As part of its second Life Sciences Sector Deal, the government intends to invest £1.3 billion in detecting illnesses beforehand by leveraging on artificial intelligence.
The Accelerating Detection of Disease initiative has been identified as part of the government’s deal, which includes the backing of both public and private money.
The programme, which is currently under the leadership of Professor Sir John Bell, is expected to bring together the National Health Service (NHS), and top charities like the Alzheimer’s Research UK, the British Heart Foundation and Cancer Research UK.
Supported by £79 million from government funding, the Accelerating Detection of Disease programme looks forward to studying five million healthy individuals with the intention of coming up with novel diagnostic tests by using artificial intelligence(AI).
Sir Bell said that “This Sector Deal is another major step forward for the Life Sciences Industrial Strategy in the UK. It has been hugely enabled by government and will initiate new projects that will be a magnet for further investment.
“Together, industry, charities, government, and the NHS can tackle some of the major challenges to healthcare systems, including aging and early diagnostics and, in doing so, can grow the economy and demonstrate what a modern Industrial Strategy looks like in action.”
The second Life Sciences Sector Deal, which draws together 10 firms and is supported by a variety of organizations across the industry, includes over £1.3 billion-worth of investment between the private and public sectors.
The investment consists £1 billion drawn from the biopharmaceutical firm UCB and another £30 million investment in the United Kingdom by healthcare firm Roche.
About £20 million of the investment received from Roche is anticipated to be invested in a precision cancer research tie-up with the Manchester-based Christie NHS Foundation Trust over a span of three years.
The partnership will include the use of big data and genomic technology in expediting the next breed of digital clinical trials, particularly for rare cancers.
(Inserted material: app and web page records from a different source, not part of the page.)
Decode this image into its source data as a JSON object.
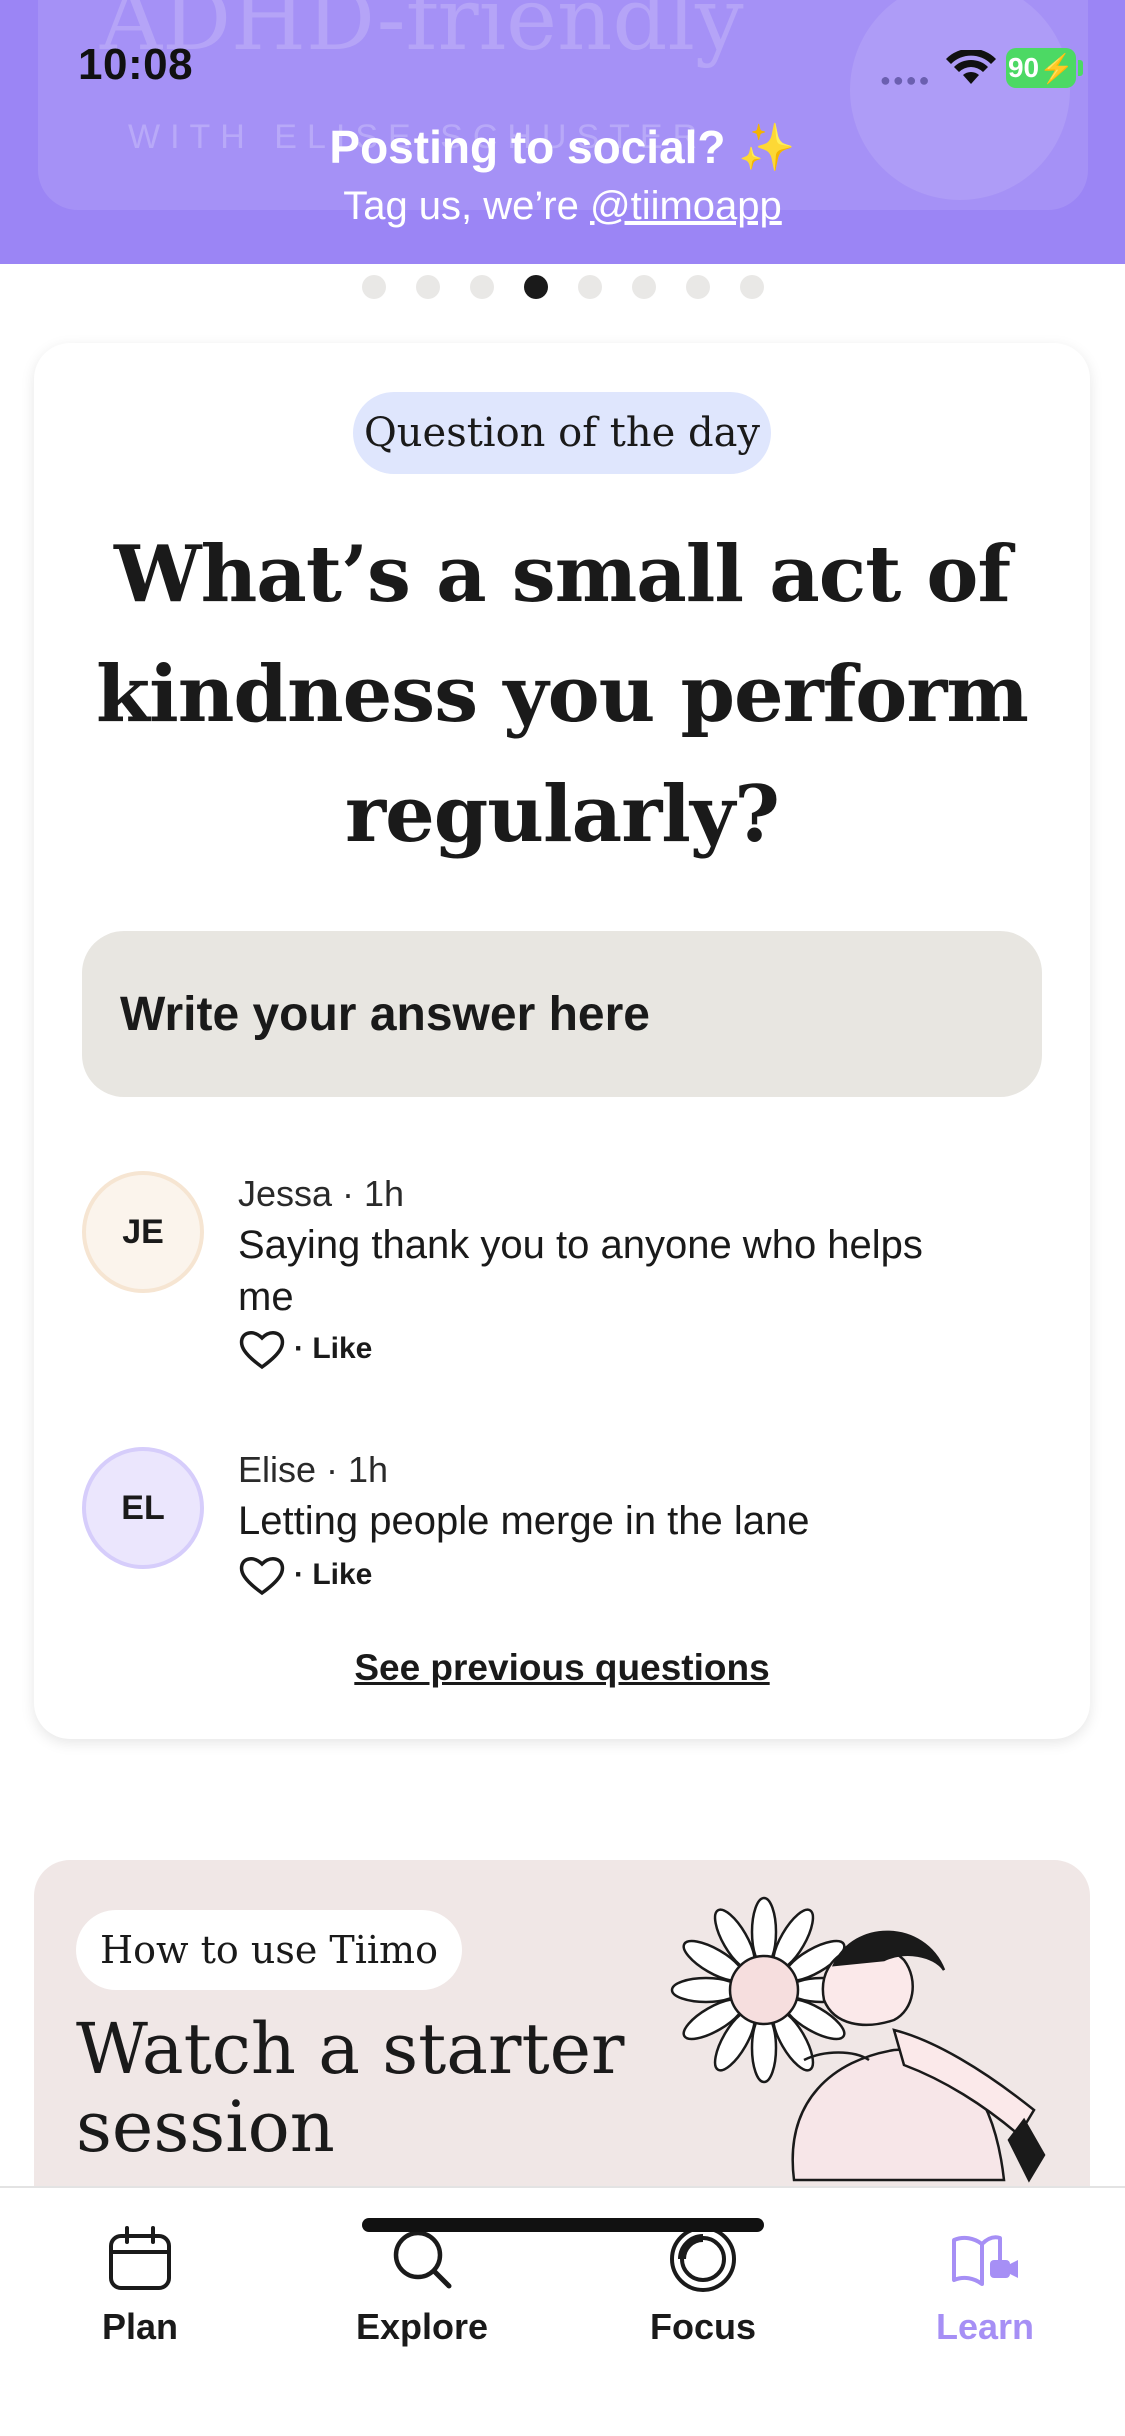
{
  "status_bar": {
    "time": "10:08",
    "battery": "90"
  },
  "banner": {
    "ghost_title": "ADHD-friendly",
    "ghost_subtitle": "WITH ELISE SCHUSTER",
    "title": "Posting to social? ✨",
    "subtitle_prefix": "Tag us, we’re ",
    "handle": "@tiimoapp",
    "background": "#9b85f5"
  },
  "pager": {
    "count": 8,
    "active_index": 3
  },
  "question_card": {
    "pill": "Question of the day",
    "title": "What’s a small act of kindness you perform regularly?",
    "answer_placeholder": "Write your answer here",
    "comments": [
      {
        "initials": "JE",
        "author": "Jessa",
        "time": "1h",
        "meta": "Jessa · 1h",
        "text": "Saying thank you to anyone who helps me",
        "like_label": "· Like"
      },
      {
        "initials": "EL",
        "author": "Elise",
        "time": "1h",
        "meta": "Elise · 1h",
        "text": "Letting people merge in the lane",
        "like_label": "· Like"
      }
    ],
    "see_previous": "See previous questions"
  },
  "starter_card": {
    "pill": "How to use Tiimo",
    "title": "Watch a starter session"
  },
  "tabbar": {
    "tabs": [
      {
        "label": "Plan",
        "icon": "calendar-icon",
        "active": false
      },
      {
        "label": "Explore",
        "icon": "search-icon",
        "active": false
      },
      {
        "label": "Focus",
        "icon": "focus-icon",
        "active": false
      },
      {
        "label": "Learn",
        "icon": "book-video-icon",
        "active": true
      }
    ],
    "accent": "#a68ff5"
  }
}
Health secretary Matt Hancock asserted that “I want the UK to have the most advanced health and care system on the planet. Technology and artificial intelligence have the potential to revolutionise healthcare by unlocking the next generation of treatments, diagnosing diseases before symptoms appear and helping patients take greater control of their own health.
“Our world-leading plans to map 100,000 genomes is just one example of how innovation can deliver life-changing results for patients, and we want to build on its success to provide patients with truly personalised care.”
The initial Life Sciences Sector Deal by the government was announced back in December 2017 and comprised an artificial intelligence programme aimed at developing both radiology and digital pathology systems that could ultimately be applied across the National Health Services (NHS).
Through the Life Sciences Sector Deals, the government intends to make sure that all the new pioneering medical technologies and treatments are developed in the United Kingdom, driving economic growth and boosting patient lives.
Both deals (the fisrt and second) involve a significant investment from charitable and private sectors as well as considerable research and development commitments from the government.